The U.S. government sponsored me over here. I lived with my uncle for a year in Lake Forest in 1988, and then I moved out and lived with my cousins. I raised myself and went to high school and college at UC Riverside. I majored in physics, but because of financial problems, I had to go out and work. By the time you go out and work, you can’t go back to school. I thought to myself, “Well, either you’ll have yourself a career or be a bum.” I went to Cypress College to get my degree as a mechanic, and then I worked for a mechanic in Seal Beach for 11 years after I graduated. Then I had ambitions. I said, “If I can take care of customers in Seal Beach, why can’t I get a shop and take care of my own customers?” Basically, we’re here to take care of customers. They’re the priority for us. Whatever it is, we have to take care of it to make the customers happy.

Q. What got you interested in auto mechanics?

A. You have to know everything about the cars, from tires to diagnostics to wires, A to Z on the car. This is a full-service shop, so you learn as you work on the car, and basically Goodyear sends me to a training program to learn all types of tire systems, how they work, and what the safety is on them, what the warranty is on them. You have to support the customer through your knowledge.

Q. Did you have to leave anyone in Vietnam?

A. Yes, I left my dad, my mom, two sisters and brothers. I left my grandparents and most of my relatives there, too. I felt really lonely. You miss home, you miss parents. Sometimes at night you want to cry. Sometimes you question yourself. What are you trading for freedom when you sacrifice your parents? You leave your soul to God – either protect me and give me what I want, or take my soul away.

Q. Did you ever see your family again?

A. Yes. In 1995, the government sponsored my dad to come over to the United States. We had a family reunion together. Now my parents are living with me. The government really took care of them.

Q. Do you think about how your life would be if you were still in Vietnam?

A. If I was still there, I probably couldn’t go anywhere. I couldn’t do what my dream is to do. If you have a dream there, you cannot do it. America is a dream country. If I wanted to open a shop there, like Goodyear, I could not do that in Vietnam. The government controls you, instead of you doing what you want to. I would probably farm rice or fish.

Q. How would you describe your life right now?

A. Incredible.

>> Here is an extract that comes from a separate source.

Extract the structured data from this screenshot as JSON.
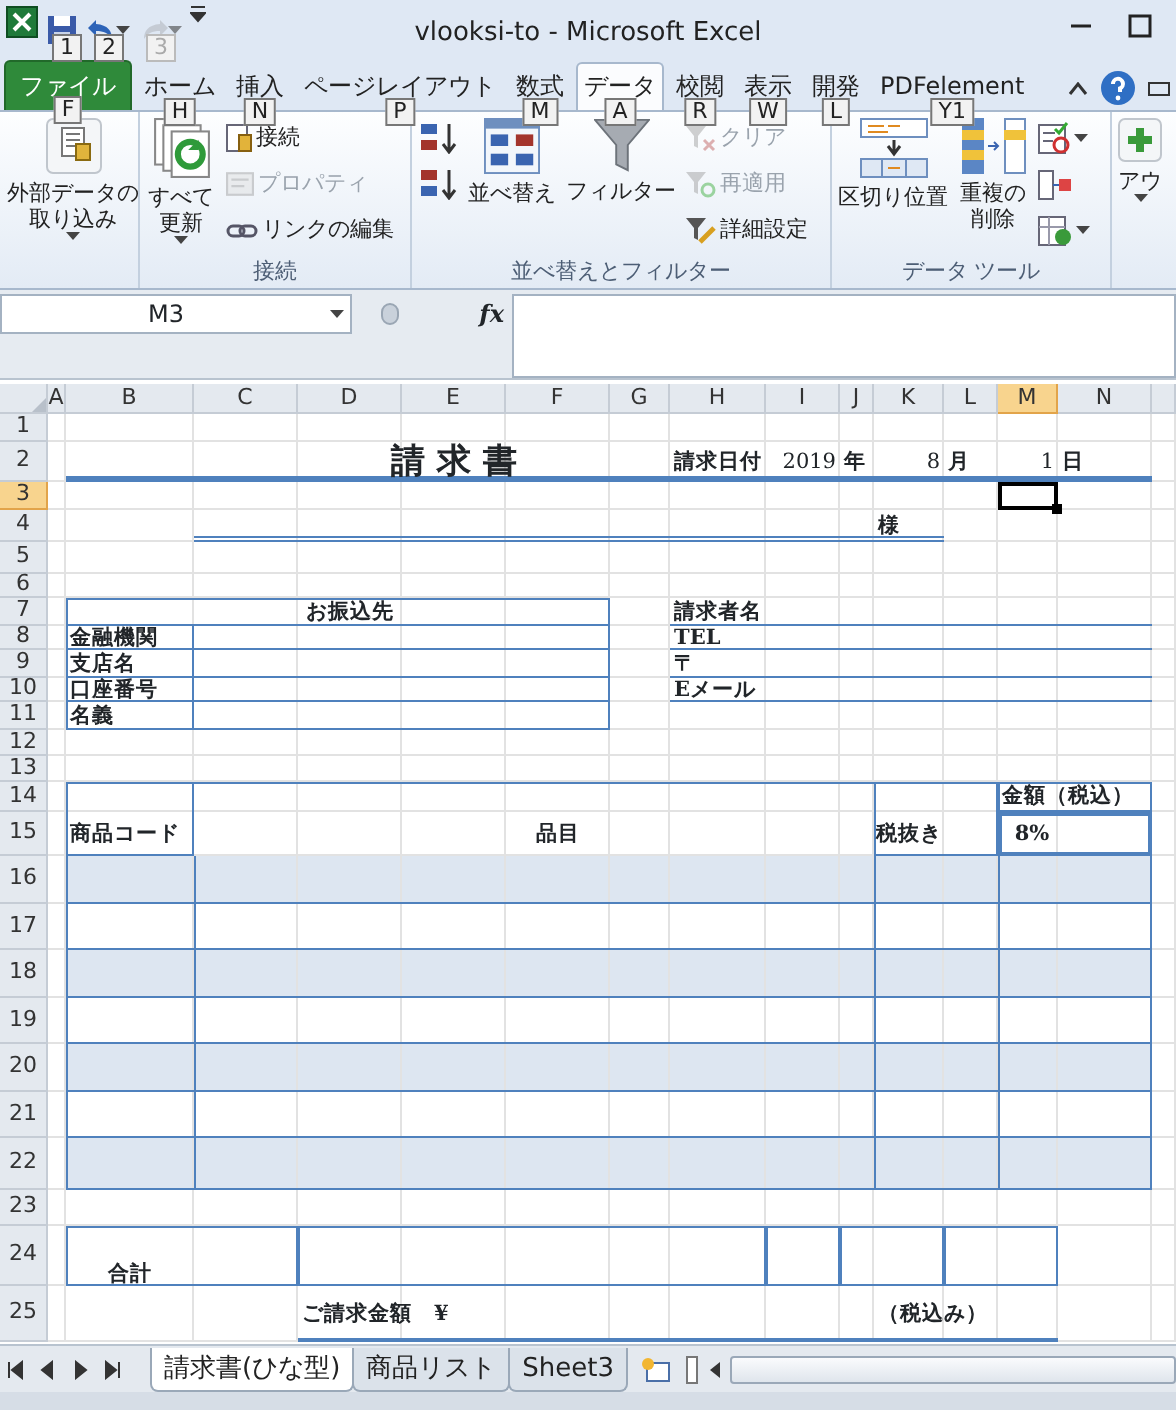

I thank God. He gave me my dream. You do what you want and when God gives you a dream you’ve got to understand that sometimes other people are in your same situation. Don’t judge people by how they look but by their insides.

Q. Do you have any children?

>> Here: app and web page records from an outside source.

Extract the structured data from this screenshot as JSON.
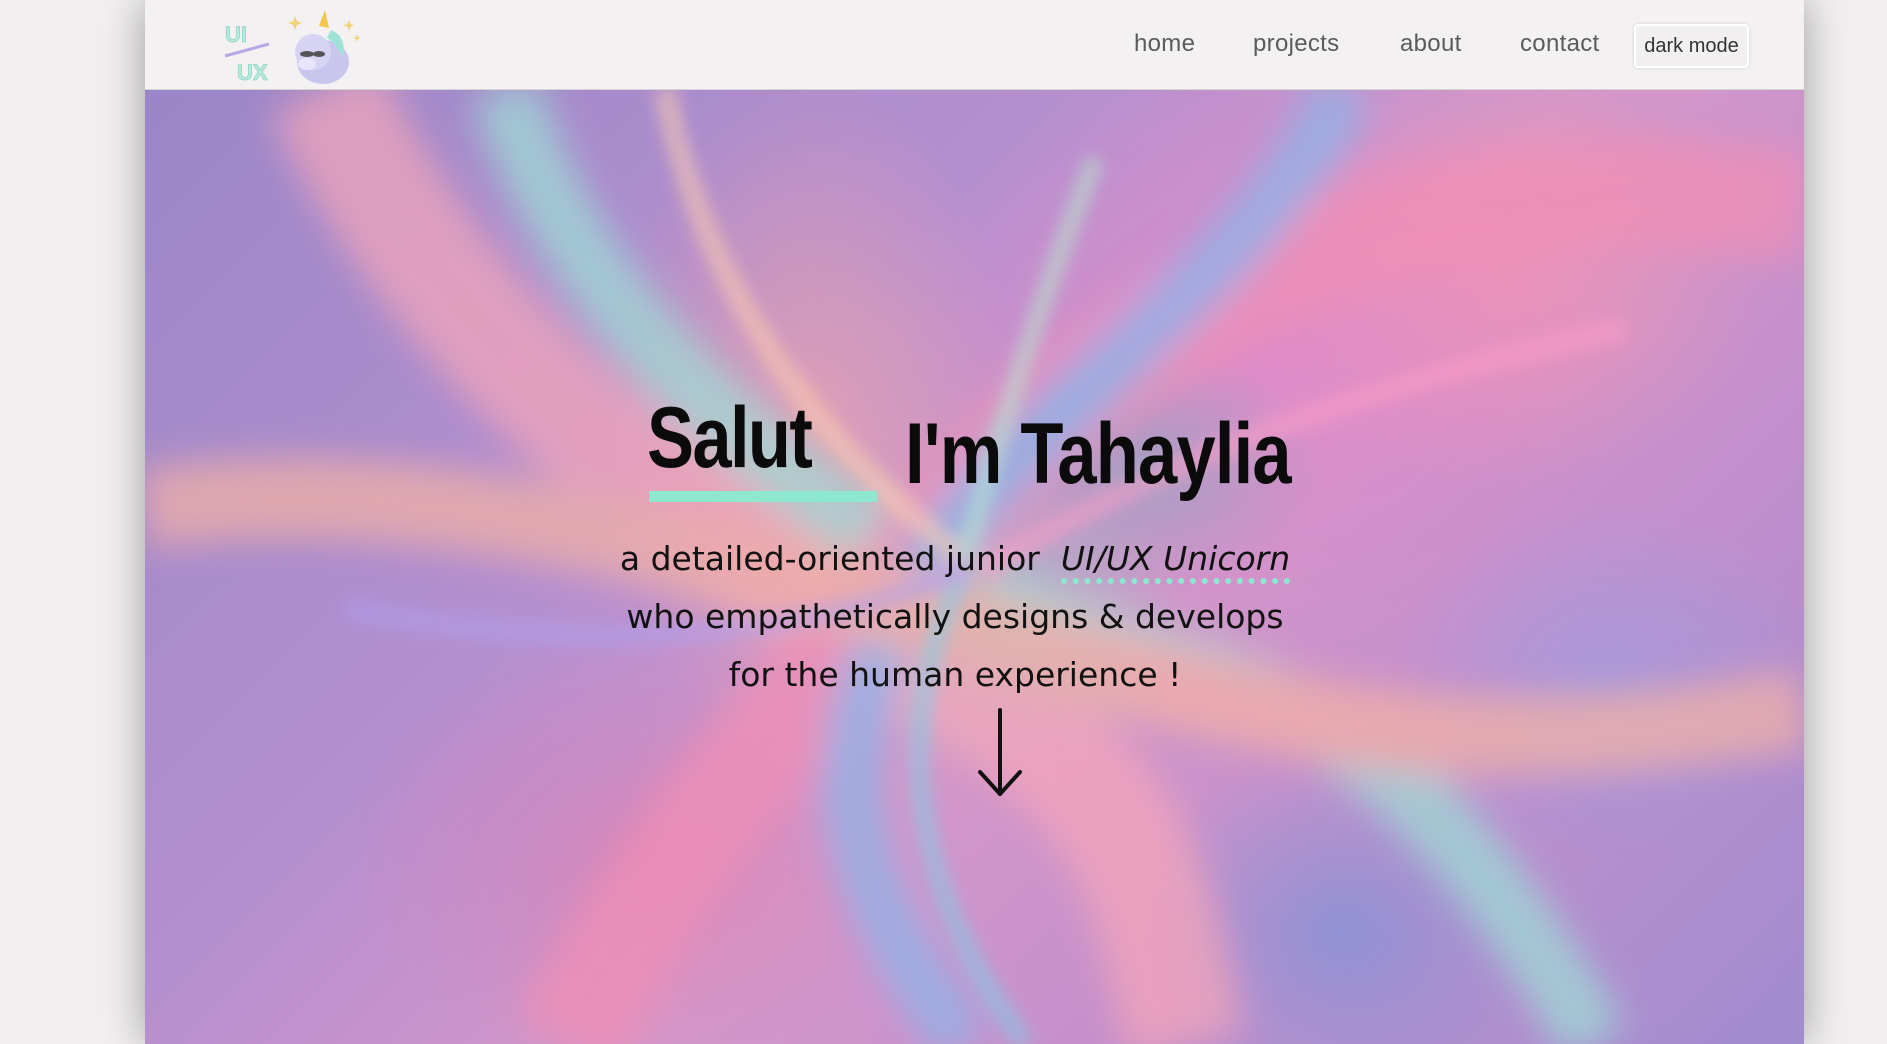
{
  "nav": {
    "logo_alt": "UI UX unicorn logo",
    "links": [
      "home",
      "projects",
      "about",
      "contact"
    ],
    "dark_mode_label": "dark mode"
  },
  "hero": {
    "greeting": "Salut",
    "name": "I'm Tahaylia",
    "tagline_line1_prefix": "a detailed-oriented junior",
    "tagline_role": "UI/UX Unicorn",
    "tagline_line2": "who empathetically designs & develops",
    "tagline_line3": "for the human experience !"
  },
  "colors": {
    "accent_mint": "#8ee8cf",
    "text": "#0b0b0b",
    "nav_bg": "#f3f1f1"
  },
  "icons": {
    "scroll_down": "down-arrow-icon",
    "logo": "unicorn-logo-icon"
  }
}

A. I have one son. He’s 4 years old. He is a miracle kid. He was born 1 pound, 10 ounces. He stayed in the hospital for five months before he was four pounds. I have to thank God. Without my mom to take care of him, he would not have survived. Thanks to my mom and my dad. They sacrificed and stayed home with my kid.

How’s business?

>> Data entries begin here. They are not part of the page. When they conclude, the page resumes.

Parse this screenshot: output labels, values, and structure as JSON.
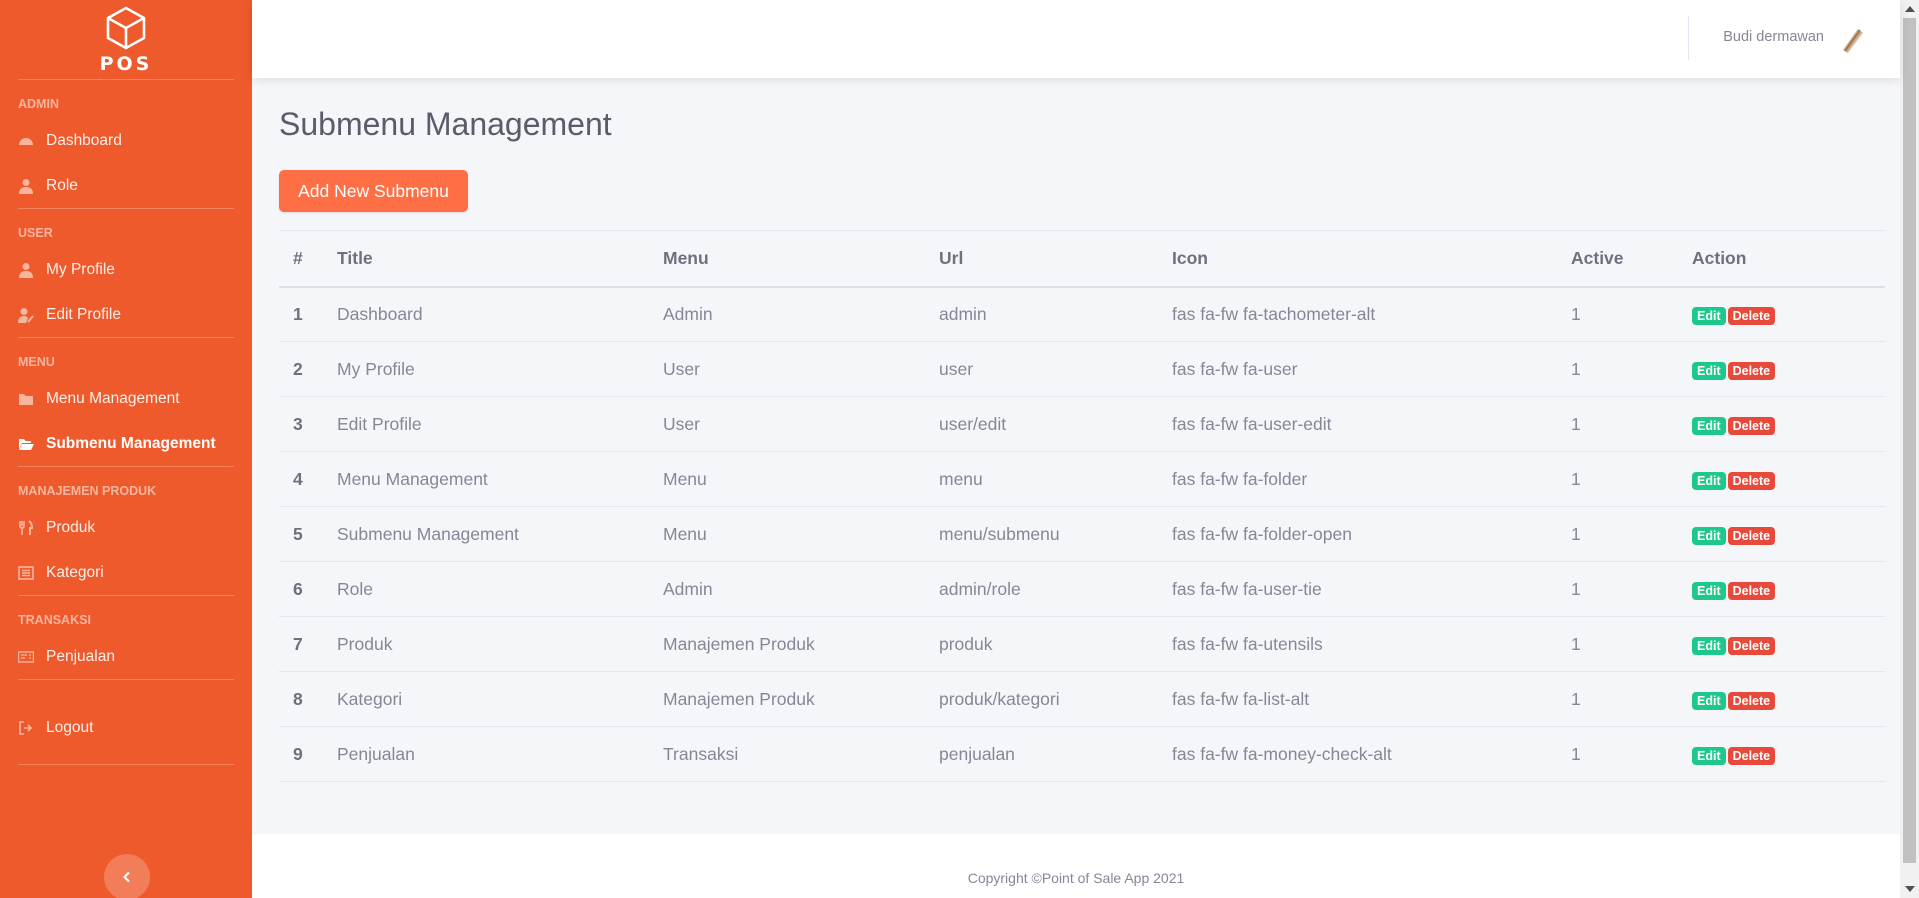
{
  "brand": {
    "name": "POS",
    "logo_icon": "cube-icon"
  },
  "sidebar": {
    "sections": [
      {
        "heading": "ADMIN",
        "items": [
          {
            "label": "Dashboard",
            "icon": "tachometer-icon"
          },
          {
            "label": "Role",
            "icon": "user-tie-icon"
          }
        ]
      },
      {
        "heading": "USER",
        "items": [
          {
            "label": "My Profile",
            "icon": "user-icon"
          },
          {
            "label": "Edit Profile",
            "icon": "user-edit-icon"
          }
        ]
      },
      {
        "heading": "MENU",
        "items": [
          {
            "label": "Menu Management",
            "icon": "folder-icon"
          },
          {
            "label": "Submenu Management",
            "icon": "folder-open-icon",
            "active": true
          }
        ]
      },
      {
        "heading": "MANAJEMEN PRODUK",
        "items": [
          {
            "label": "Produk",
            "icon": "utensils-icon"
          },
          {
            "label": "Kategori",
            "icon": "list-alt-icon"
          }
        ]
      },
      {
        "heading": "TRANSAKSI",
        "items": [
          {
            "label": "Penjualan",
            "icon": "money-check-icon"
          }
        ]
      }
    ],
    "logout_label": "Logout",
    "toggle_icon": "chevron-left-icon"
  },
  "topbar": {
    "user_name": "Budi dermawan"
  },
  "page": {
    "title": "Submenu Management",
    "add_button": "Add New Submenu"
  },
  "table": {
    "headers": [
      "#",
      "Title",
      "Menu",
      "Url",
      "Icon",
      "Active",
      "Action"
    ],
    "rows": [
      [
        "1",
        "Dashboard",
        "Admin",
        "admin",
        "fas fa-fw fa-tachometer-alt",
        "1"
      ],
      [
        "2",
        "My Profile",
        "User",
        "user",
        "fas fa-fw fa-user",
        "1"
      ],
      [
        "3",
        "Edit Profile",
        "User",
        "user/edit",
        "fas fa-fw fa-user-edit",
        "1"
      ],
      [
        "4",
        "Menu Management",
        "Menu",
        "menu",
        "fas fa-fw fa-folder",
        "1"
      ],
      [
        "5",
        "Submenu Management",
        "Menu",
        "menu/submenu",
        "fas fa-fw fa-folder-open",
        "1"
      ],
      [
        "6",
        "Role",
        "Admin",
        "admin/role",
        "fas fa-fw fa-user-tie",
        "1"
      ],
      [
        "7",
        "Produk",
        "Manajemen Produk",
        "produk",
        "fas fa-fw fa-utensils",
        "1"
      ],
      [
        "8",
        "Kategori",
        "Manajemen Produk",
        "produk/kategori",
        "fas fa-fw fa-list-alt",
        "1"
      ],
      [
        "9",
        "Penjualan",
        "Transaksi",
        "penjualan",
        "fas fa-fw fa-money-check-alt",
        "1"
      ]
    ],
    "edit_label": "Edit",
    "delete_label": "Delete"
  },
  "footer": {
    "copyright": "Copyright ©Point of Sale App 2021"
  },
  "colors": {
    "sidebar": "#ee5a2b",
    "primary_button": "#ff6f45",
    "edit_badge": "#1cc88a",
    "delete_badge": "#e74a3b"
  }
}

A. It’s been pretty successful. My business has increased by 50 percent over last year. My business thrives off of word-of-mouth.

Contact the writer: pschelden@gmail.com or 949-454-7329